“Organisms like snails, they are really important for nutrients and healthy eco systems,” Hayes said. “The ground water is no longer filtered (when snails are gone). Instead of slowly trickling through subsystem layers to be purified, it runs off quicker. Snails are really tightly linked to ecosystem services and function.”

Hayes said he has become really passionate about caring for snails, which is why he wanted to participate in the forum. He said they have to reach a broader, more global community to help everyone understand and care about snails in a passionate way.

“Every time there has been a mass extinction, the one that suffers the most are the dominant spices,” Hayes said. “If we don’t alter the course of the changes we set into motion, we are in serious trouble. I am passionate about that. We have to do something about that and have to get a large number of people to care about this.”

The whole idea is to call attention to things that are happening, Leal said through Mollusks in Peril, while at the same time seeing if there are possible, viable solutions to those problems.

“We know this is bad,” Hayes said. “We have to figure out how to get the rest of the world, all the nonscientist, to care and do something about this.”

Yeung said it’s always great to brainstorm with other researchers from all over the country and world to shed light and share techniques to get people to care.

“The more people we can reach, the better it is to save a lot of these snails and mollusks in general,” she said. “We are trying to break down stereotypical barriers. They all deserve a chance to live and they are all important to us personally and scientifically.”

Yeung, who was born and raised in Hawaii said she began working with the snails because she wanted to show the next generation of people that they still have these amazing invertebrates living on the island.

“The majority of these species are only found in Hawaii, so if they are gone, they are gone for good,” she said.

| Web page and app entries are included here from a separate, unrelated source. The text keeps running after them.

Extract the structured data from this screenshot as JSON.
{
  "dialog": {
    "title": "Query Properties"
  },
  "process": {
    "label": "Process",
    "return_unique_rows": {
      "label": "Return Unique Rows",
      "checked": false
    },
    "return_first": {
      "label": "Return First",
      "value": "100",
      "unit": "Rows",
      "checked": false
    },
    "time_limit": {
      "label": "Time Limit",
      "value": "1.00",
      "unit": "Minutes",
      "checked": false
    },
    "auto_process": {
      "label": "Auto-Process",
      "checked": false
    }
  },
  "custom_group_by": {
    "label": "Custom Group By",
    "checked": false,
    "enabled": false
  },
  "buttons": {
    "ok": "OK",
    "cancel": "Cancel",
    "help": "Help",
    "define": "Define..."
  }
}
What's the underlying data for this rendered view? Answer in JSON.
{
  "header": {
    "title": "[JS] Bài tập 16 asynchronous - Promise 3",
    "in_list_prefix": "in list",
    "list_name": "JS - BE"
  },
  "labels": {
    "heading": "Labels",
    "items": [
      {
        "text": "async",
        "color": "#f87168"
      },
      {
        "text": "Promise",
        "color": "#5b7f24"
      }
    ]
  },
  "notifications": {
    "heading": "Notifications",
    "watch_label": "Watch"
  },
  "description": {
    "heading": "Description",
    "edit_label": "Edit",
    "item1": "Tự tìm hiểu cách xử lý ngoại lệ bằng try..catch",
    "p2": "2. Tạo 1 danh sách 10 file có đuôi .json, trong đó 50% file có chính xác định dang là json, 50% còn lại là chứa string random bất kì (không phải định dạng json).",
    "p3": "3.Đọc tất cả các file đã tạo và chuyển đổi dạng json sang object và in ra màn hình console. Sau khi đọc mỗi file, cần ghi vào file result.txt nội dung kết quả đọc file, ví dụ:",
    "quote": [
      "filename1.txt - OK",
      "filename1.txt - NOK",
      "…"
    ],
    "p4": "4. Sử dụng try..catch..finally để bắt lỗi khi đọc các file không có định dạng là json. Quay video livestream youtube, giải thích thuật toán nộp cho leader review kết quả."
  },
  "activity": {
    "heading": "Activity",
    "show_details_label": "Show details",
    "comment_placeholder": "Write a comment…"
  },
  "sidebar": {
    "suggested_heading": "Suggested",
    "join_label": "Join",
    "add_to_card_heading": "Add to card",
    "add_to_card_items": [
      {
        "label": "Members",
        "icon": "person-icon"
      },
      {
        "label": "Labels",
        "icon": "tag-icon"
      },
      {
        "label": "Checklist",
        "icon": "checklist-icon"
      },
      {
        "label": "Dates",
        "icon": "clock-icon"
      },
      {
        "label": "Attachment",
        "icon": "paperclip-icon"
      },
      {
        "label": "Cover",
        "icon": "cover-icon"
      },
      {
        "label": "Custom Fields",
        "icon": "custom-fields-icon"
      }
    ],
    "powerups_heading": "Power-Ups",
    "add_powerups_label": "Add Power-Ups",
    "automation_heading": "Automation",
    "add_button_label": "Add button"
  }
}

Mollusks in Peril will feature almost a dozen speakers, mostly traveling to the island from the United States. They will provide an hour long presentation followed by panel discussions. Leal said the public is welcome to ask questions and participate.

The remaining featured speakers include:

North Carolina Museum of Natural Sciences Research Curator of Aquatic Invertebrates Dr. Arthur Bogan. He is a malacologist specializing in freshwater mussel taxonomy, distribution, conservation and evolution.;

University of Washington Professor of Biology Dr. Emily Carrington, who bases her research at the Friday Harbor Laboratories in the San Juan Islands. For more than two decades, her focus has been on the mechanical design of marine invertebrates and macroalgae.;

Research Professor Dr. Robert Cowie from the University of Hawaii at Manoa Pacific Biosciences Research Center. His research is based on understanding the sources and determinants of non-marine molluscan diversity.;

Dr. C. Mark Eakin, a coral reef watch coordinator for the National Oceanic and Atmospheric Administration Center for Satellite Applications and Research. He has published works on such topics as coral reef ecology and the impact of climate change.;

Western Illinois University Professor and Chair of Biological Sciences Dr. Charles Lydeard. His focus is on freshwater mollusks;

University of South Florida College of Marine Sciences Professor of Biological Oceanography Dr. Brad Seibel. He focuses on the physiological response of marine animals to extreme environments, ocean acidification, deoxygenation and warming, polar and deep-sea biology and biology of mollusks.;

Queen’s University Marine Laboratory Associate Professor and Associate Director Dr. Julia Sigwart. She studies the evolution and diversification of mollusks, as well as other marine invertebrates.;

Oregon State University College of Earth, Ocean and Atmospheric Sciences Assistant Professor Dr. George Waldbusser. He works on ocean acidification.

Bowdoin College Earth and Oceanographic Science Visiting Assistant Professor Dr. Meredith White. Ocean acidification on bay scallop larval development was the topic of her thesis.

“They are all well-known and working on mollusks conservation for many years,” Leal said.

Follow Meghan @IslanderMeghan on Twitter.